Finding a storage solution for thread bobbins and sewing machine presser feet took years of enduring scrambled bobbins and presser feet. Bobbin boxes were too small and did not keep the threads from tangling. The original box for the presser feet was quickly outgrown so new feet were just piled on top. The proverbial light bulb came on one day, and the idea to use foam with channels cut in them to organize them came to me out of the blue. The foam is cut to fit drawers in a little plastic three drawer organizer. No more messy bobbins or misplaced presser feet. This idea worked so well that I will be trying it to for storing other tools such as compasses.

bobbins and feet drawers

Custom fit bobbins and feet drawers made using foam inserts

Tucked in the corner between the tool cabinet and the bookcase are some awkward to store items such as a box of patterns and a homemade light box. The light box was easy to make and a great solution to a dependable and horizontal surface for tracing patterns onto fabric. Taping pattern and fabric to a window was a method that was not working as it depended on daylight and was not a comfortable work surface. An internet search for how to make a portable light table will yield many results. If you use the term “box” instead of “table”, you will get a box for photo shooting instead.

Awkward bulky stuff stored in corner

There was a skinny space between the sewing table and the door that was a perfect size for a narrow bookcase found at a consignment shop, to store sewing books, notebooks, drawing paper and other things. The space on top is not wasted as it is storage space for more supplies.

Tall bookcase fills an otherwise wasted space

My dogs like to keep me company in the sewing room so they need beds for napping.

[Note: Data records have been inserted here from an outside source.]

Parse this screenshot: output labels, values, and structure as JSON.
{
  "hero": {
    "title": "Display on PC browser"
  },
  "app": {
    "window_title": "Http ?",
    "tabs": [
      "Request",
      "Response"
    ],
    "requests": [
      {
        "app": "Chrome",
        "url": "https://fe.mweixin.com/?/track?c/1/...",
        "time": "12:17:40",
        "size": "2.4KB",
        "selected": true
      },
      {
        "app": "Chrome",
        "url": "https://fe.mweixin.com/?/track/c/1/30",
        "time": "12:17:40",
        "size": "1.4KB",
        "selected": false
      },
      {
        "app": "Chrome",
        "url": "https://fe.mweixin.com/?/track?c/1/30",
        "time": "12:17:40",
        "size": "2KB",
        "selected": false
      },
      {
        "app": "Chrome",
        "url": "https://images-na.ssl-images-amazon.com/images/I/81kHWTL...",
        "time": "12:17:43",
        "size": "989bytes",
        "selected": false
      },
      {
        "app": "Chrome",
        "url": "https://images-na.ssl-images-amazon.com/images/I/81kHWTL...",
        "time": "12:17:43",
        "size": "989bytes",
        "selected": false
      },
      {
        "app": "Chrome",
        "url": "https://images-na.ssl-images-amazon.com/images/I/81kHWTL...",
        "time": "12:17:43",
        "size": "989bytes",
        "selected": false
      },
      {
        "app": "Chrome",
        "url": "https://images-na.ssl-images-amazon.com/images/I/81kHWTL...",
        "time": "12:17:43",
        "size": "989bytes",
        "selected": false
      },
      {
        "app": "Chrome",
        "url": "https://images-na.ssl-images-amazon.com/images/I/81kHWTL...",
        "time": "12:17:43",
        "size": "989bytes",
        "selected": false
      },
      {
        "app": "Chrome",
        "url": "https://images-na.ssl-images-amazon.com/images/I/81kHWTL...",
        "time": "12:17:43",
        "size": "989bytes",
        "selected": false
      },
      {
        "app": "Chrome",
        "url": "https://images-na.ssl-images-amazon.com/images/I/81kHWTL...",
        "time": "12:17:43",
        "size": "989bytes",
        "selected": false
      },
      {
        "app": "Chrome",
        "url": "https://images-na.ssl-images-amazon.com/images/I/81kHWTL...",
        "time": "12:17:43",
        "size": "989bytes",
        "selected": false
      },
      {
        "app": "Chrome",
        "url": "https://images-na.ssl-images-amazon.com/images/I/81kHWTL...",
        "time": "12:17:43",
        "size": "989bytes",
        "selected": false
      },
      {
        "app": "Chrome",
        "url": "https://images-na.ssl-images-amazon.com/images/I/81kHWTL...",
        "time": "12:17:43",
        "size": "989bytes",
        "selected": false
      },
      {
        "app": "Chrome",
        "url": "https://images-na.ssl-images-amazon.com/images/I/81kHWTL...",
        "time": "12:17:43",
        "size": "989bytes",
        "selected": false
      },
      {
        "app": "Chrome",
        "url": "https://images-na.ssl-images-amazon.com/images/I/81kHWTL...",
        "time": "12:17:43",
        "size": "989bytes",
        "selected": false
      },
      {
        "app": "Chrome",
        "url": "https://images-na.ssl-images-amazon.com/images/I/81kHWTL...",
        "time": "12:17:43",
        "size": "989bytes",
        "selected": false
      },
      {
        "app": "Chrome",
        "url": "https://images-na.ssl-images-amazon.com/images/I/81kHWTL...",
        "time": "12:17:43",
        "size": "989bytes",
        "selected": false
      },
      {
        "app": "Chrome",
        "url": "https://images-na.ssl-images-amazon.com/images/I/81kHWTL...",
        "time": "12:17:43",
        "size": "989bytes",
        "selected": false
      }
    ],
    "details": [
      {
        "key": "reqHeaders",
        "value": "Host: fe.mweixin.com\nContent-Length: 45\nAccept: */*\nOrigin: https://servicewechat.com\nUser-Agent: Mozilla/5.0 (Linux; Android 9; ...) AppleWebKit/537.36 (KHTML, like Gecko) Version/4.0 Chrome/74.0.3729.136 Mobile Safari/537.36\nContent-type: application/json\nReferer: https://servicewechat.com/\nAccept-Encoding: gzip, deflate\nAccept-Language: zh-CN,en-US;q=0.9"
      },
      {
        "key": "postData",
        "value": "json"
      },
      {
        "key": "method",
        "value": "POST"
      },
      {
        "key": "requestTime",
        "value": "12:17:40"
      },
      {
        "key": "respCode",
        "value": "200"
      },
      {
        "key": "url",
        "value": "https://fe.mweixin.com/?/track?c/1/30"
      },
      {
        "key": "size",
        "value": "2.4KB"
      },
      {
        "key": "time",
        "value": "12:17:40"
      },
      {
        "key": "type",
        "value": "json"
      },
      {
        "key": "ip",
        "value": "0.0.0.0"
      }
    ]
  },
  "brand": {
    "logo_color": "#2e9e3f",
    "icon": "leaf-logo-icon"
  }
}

Not really beds as they prefer a makeshift bed of a box or basket half filled with fabric, and if that is not available, than any scrap of fabric will do. My son often keeps me company too as he enjoys listening to music or an audio book with me as he works on his studies and sprawls on the floor as he is now way too big for sitting on the sewing table which used to favor when he was little. And on the rare occasion that my husband is brave enough to visit my normally messy sewing room, there is a chair in the corner.

My sweet girls think all fabric is for them to sleep on

I tidied up the room for pictures, but finding solutions to sewing room problems with organization makes even a messy sewing room user friendly. I hope you found some good ideas here for solutions to any sewing room problems you might have. I’ll bet someone can find the stray spool of thread that escaped my clean-up. The first person from whom I receive a reply to this post who has correctly identified where the spool is in one of the pictures in this post will get a prize (if you are in continental USA)- a handmade, quilted fabric box.